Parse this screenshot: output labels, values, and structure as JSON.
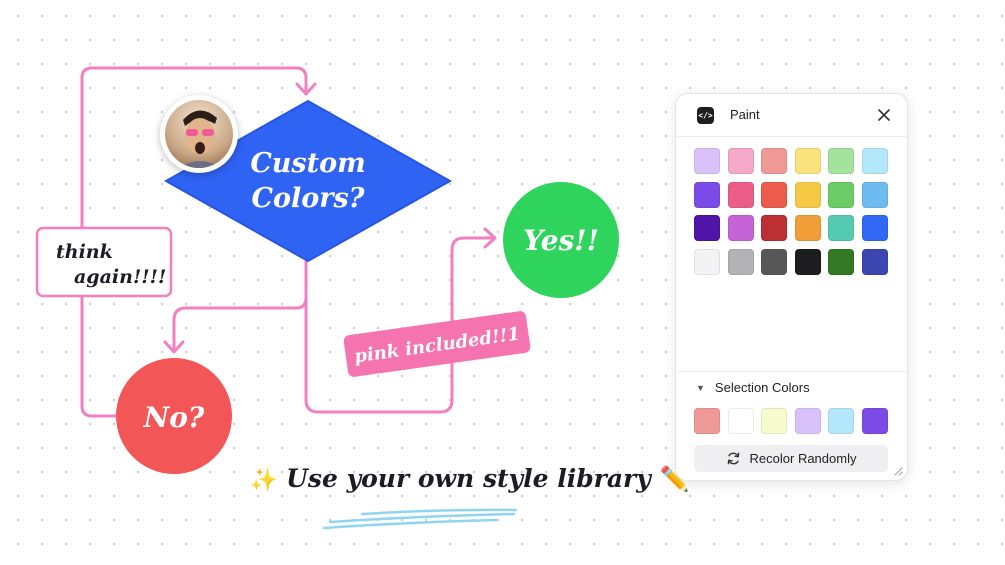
{
  "flowchart": {
    "decision_line1": "Custom",
    "decision_line2": "Colors?",
    "yes_label": "Yes!!",
    "no_label": "No?",
    "think_line1": "think",
    "think_line2": "again!!!!",
    "pink_label": "pink included!!1",
    "colors": {
      "connector": "#f47fc0",
      "decision": "#2f63f4",
      "yes": "#2fd45c",
      "no": "#f25656",
      "pink_pill": "#f573ae"
    }
  },
  "tagline": {
    "text": "Use your own style library",
    "spark_icon": "✨",
    "pencil_icon": "✏️"
  },
  "paint_panel": {
    "title": "Paint",
    "plugin_icon": "</>",
    "close_icon": "close-icon",
    "swatches": [
      [
        "#d9c2fa",
        "#f4a9c9",
        "#ef9a97",
        "#f9e27c",
        "#a3e39b",
        "#b3e7fc"
      ],
      [
        "#7c4ae6",
        "#ec5e8a",
        "#ec5b4b",
        "#f6c944",
        "#6ccc66",
        "#6ebbf0"
      ],
      [
        "#5014a8",
        "#c564d6",
        "#bc2f32",
        "#f29e38",
        "#55cab3",
        "#3169f5"
      ],
      [
        "#f3f3f5",
        "#b3b3b5",
        "#575757",
        "#1d1d1f",
        "#317a23",
        "#3c46b1"
      ]
    ],
    "selection_header": "Selection Colors",
    "selection_colors": [
      "#ef9a97",
      "#ffffff",
      "#f7fbcd",
      "#d9c2fa",
      "#b3e7fc",
      "#7c4ae6"
    ],
    "recolor_label": "Recolor Randomly"
  }
}
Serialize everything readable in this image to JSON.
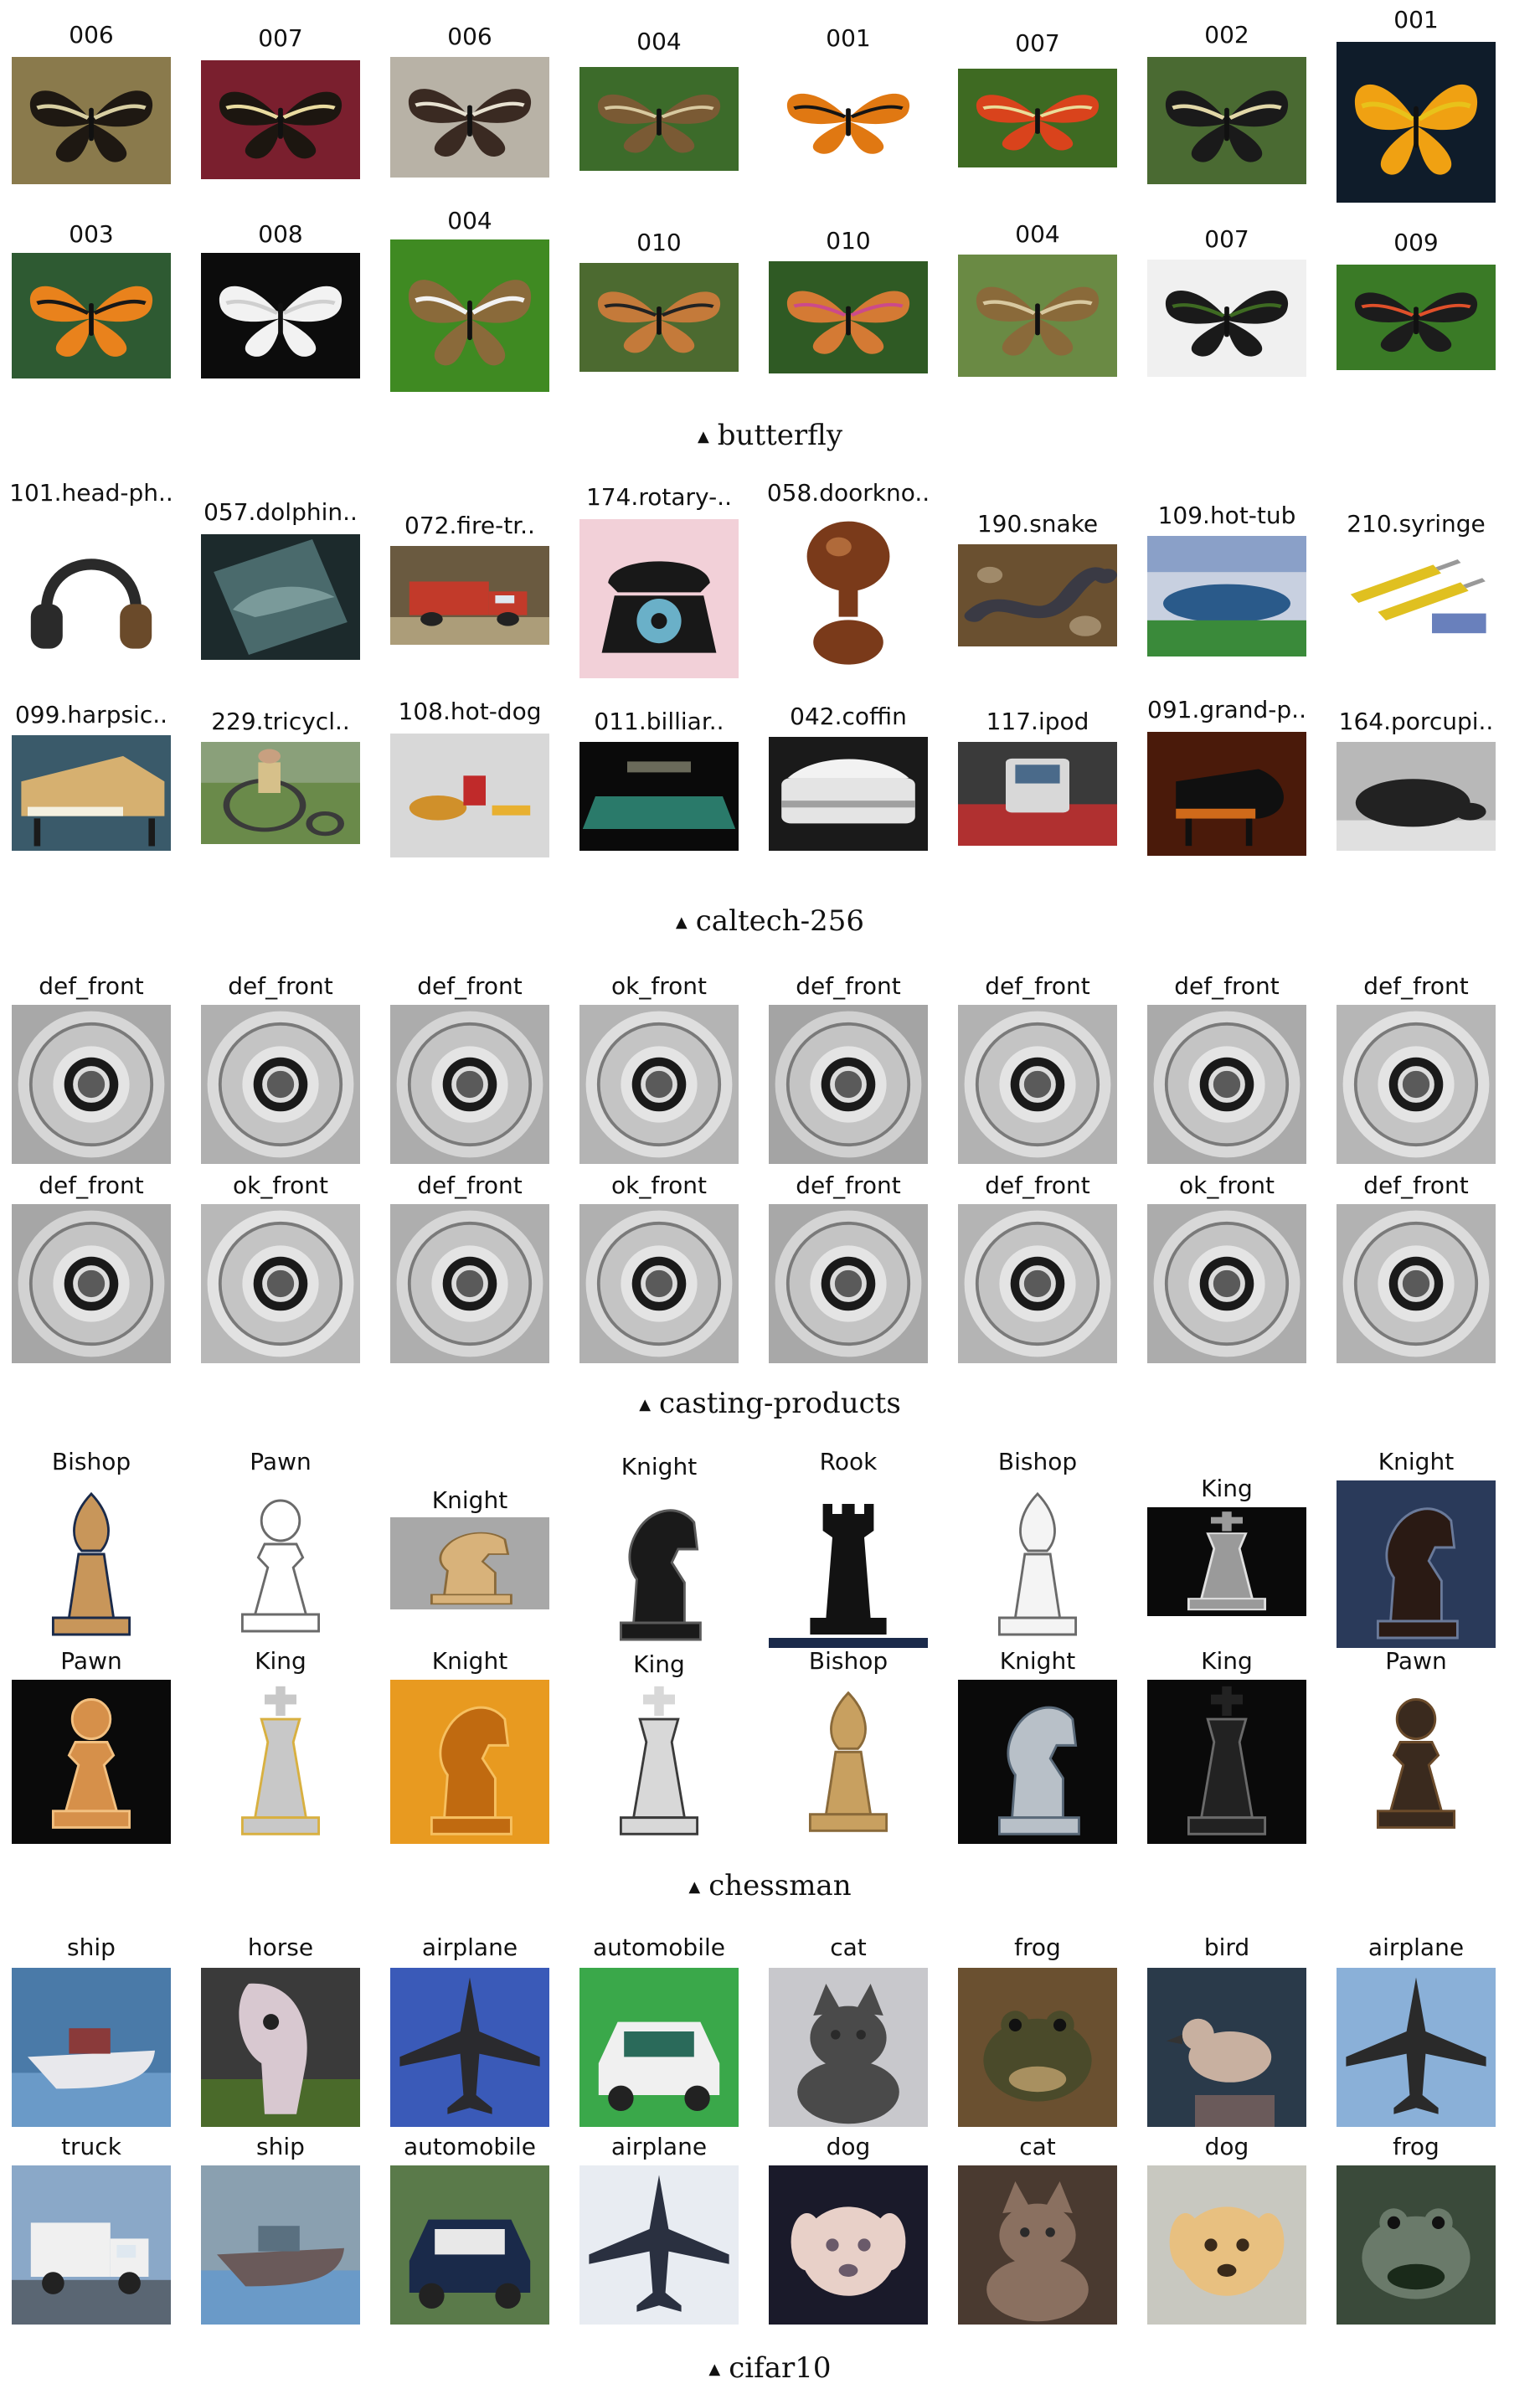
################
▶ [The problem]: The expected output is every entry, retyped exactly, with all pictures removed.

▶ [Finished exercise]:
Parse this screenshot: output labels, values, and structure as JSON.
{
  "flowchart": {
    "decision_line1": "Custom",
    "decision_line2": "Colors?",
    "yes_label": "Yes!!",
    "no_label": "No?",
    "think_line1": "think",
    "think_line2": "again!!!!",
    "pink_label": "pink included!!1",
    "colors": {
      "connector": "#f47fc0",
      "decision": "#2f63f4",
      "yes": "#2fd45c",
      "no": "#f25656",
      "pink_pill": "#f573ae"
    }
  },
  "tagline": {
    "text": "Use your own style library",
    "spark_icon": "✨",
    "pencil_icon": "✏️"
  },
  "paint_panel": {
    "title": "Paint",
    "plugin_icon": "</>",
    "close_icon": "close-icon",
    "swatches": [
      [
        "#d9c2fa",
        "#f4a9c9",
        "#ef9a97",
        "#f9e27c",
        "#a3e39b",
        "#b3e7fc"
      ],
      [
        "#7c4ae6",
        "#ec5e8a",
        "#ec5b4b",
        "#f6c944",
        "#6ccc66",
        "#6ebbf0"
      ],
      [
        "#5014a8",
        "#c564d6",
        "#bc2f32",
        "#f29e38",
        "#55cab3",
        "#3169f5"
      ],
      [
        "#f3f3f5",
        "#b3b3b5",
        "#575757",
        "#1d1d1f",
        "#317a23",
        "#3c46b1"
      ]
    ],
    "selection_header": "Selection Colors",
    "selection_colors": [
      "#ef9a97",
      "#ffffff",
      "#f7fbcd",
      "#d9c2fa",
      "#b3e7fc",
      "#7c4ae6"
    ],
    "recolor_label": "Recolor Randomly"
  }
}
Serialize everything readable in this image to JSON.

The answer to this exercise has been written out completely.